If the tax break for ethanol really is eliminated — the House still has to vote and the Obama administration isn't yet on board — it may actually be conservatives such as Lee and Hatch who will have shown the most gumption. This is because the ethanol tax break, and just about every other loophole that exists, has been given protected status by conservative crusaders such as Grover Norquist, the founder of Americans for Tax Reform.

This starve-the-beast wing of the Republican Party has, with a straight face, long insisted that every tax dodge, break or credit that now exists, whether it is a good idea or a lousy one, must not be touched by Congress. If it is, they say, it amounts to a tax hike and is thus a violation of the no-new-taxes pledge politicians are expected to swear if they want the continued support of such political megaphones.

But more senators of both parties are rightly shifting their focus from a lock-step opposition to revenue increases, or spending cuts, as the size of the deficit grows and the nation's debt ceiling is exceeded. Various blue-ribbon commissions, as well as budget negotiations going on in congressional sub-basements, rightly view the voluminous catalog of tax breaks as the low-hanging fruit — or, maybe, tall-growing corn — of the debate.

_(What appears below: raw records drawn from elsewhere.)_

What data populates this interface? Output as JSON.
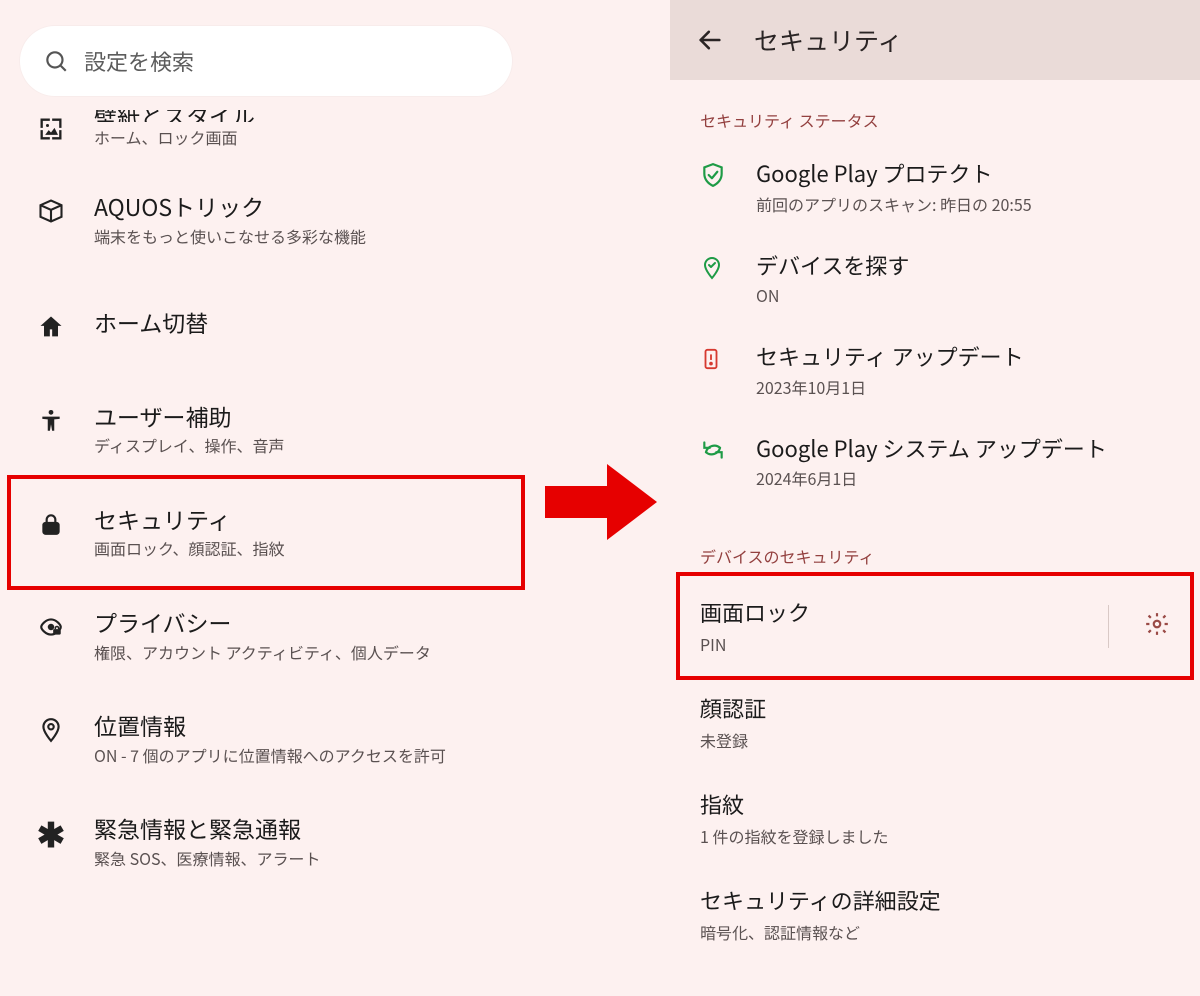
{
  "left": {
    "search_placeholder": "設定を検索",
    "items": [
      {
        "icon": "wallpaper",
        "title_cut": "壁紙とスタイル",
        "sub": "ホーム、ロック画面"
      },
      {
        "icon": "cube",
        "title": "AQUOSトリック",
        "sub": "端末をもっと使いこなせる多彩な機能"
      },
      {
        "icon": "home",
        "title": "ホーム切替",
        "sub": ""
      },
      {
        "icon": "accessibility",
        "title": "ユーザー補助",
        "sub": "ディスプレイ、操作、音声"
      },
      {
        "icon": "lock",
        "title": "セキュリティ",
        "sub": "画面ロック、顔認証、指紋"
      },
      {
        "icon": "privacy",
        "title": "プライバシー",
        "sub": "権限、アカウント アクティビティ、個人データ"
      },
      {
        "icon": "location",
        "title": "位置情報",
        "sub": "ON - 7 個のアプリに位置情報へのアクセスを許可"
      },
      {
        "icon": "emergency",
        "title": "緊急情報と緊急通報",
        "sub": "緊急 SOS、医療情報、アラート"
      }
    ]
  },
  "right": {
    "header": {
      "title": "セキュリティ"
    },
    "sections": {
      "status_label": "セキュリティ ステータス",
      "device_label": "デバイスのセキュリティ"
    },
    "status": [
      {
        "icon": "shield-check",
        "color": "#1e9b46",
        "title": "Google Play プロテクト",
        "sub": "前回のアプリのスキャン: 昨日の 20:55"
      },
      {
        "icon": "pin-check",
        "color": "#1e9b46",
        "title": "デバイスを探す",
        "sub": "ON"
      },
      {
        "icon": "warn-phone",
        "color": "#d63a30",
        "title": "セキュリティ アップデート",
        "sub": "2023年10月1日"
      },
      {
        "icon": "refresh",
        "color": "#1e9b46",
        "title": "Google Play システム アップデート",
        "sub": "2024年6月1日"
      }
    ],
    "device": [
      {
        "title": "画面ロック",
        "sub": "PIN",
        "gear": true
      },
      {
        "title": "顔認証",
        "sub": "未登録"
      },
      {
        "title": "指紋",
        "sub": "1 件の指紋を登録しました"
      },
      {
        "title": "セキュリティの詳細設定",
        "sub": "暗号化、認証情報など"
      }
    ]
  }
}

By cutting the ethanol break, senators have done more than many might have expected to show they are serious.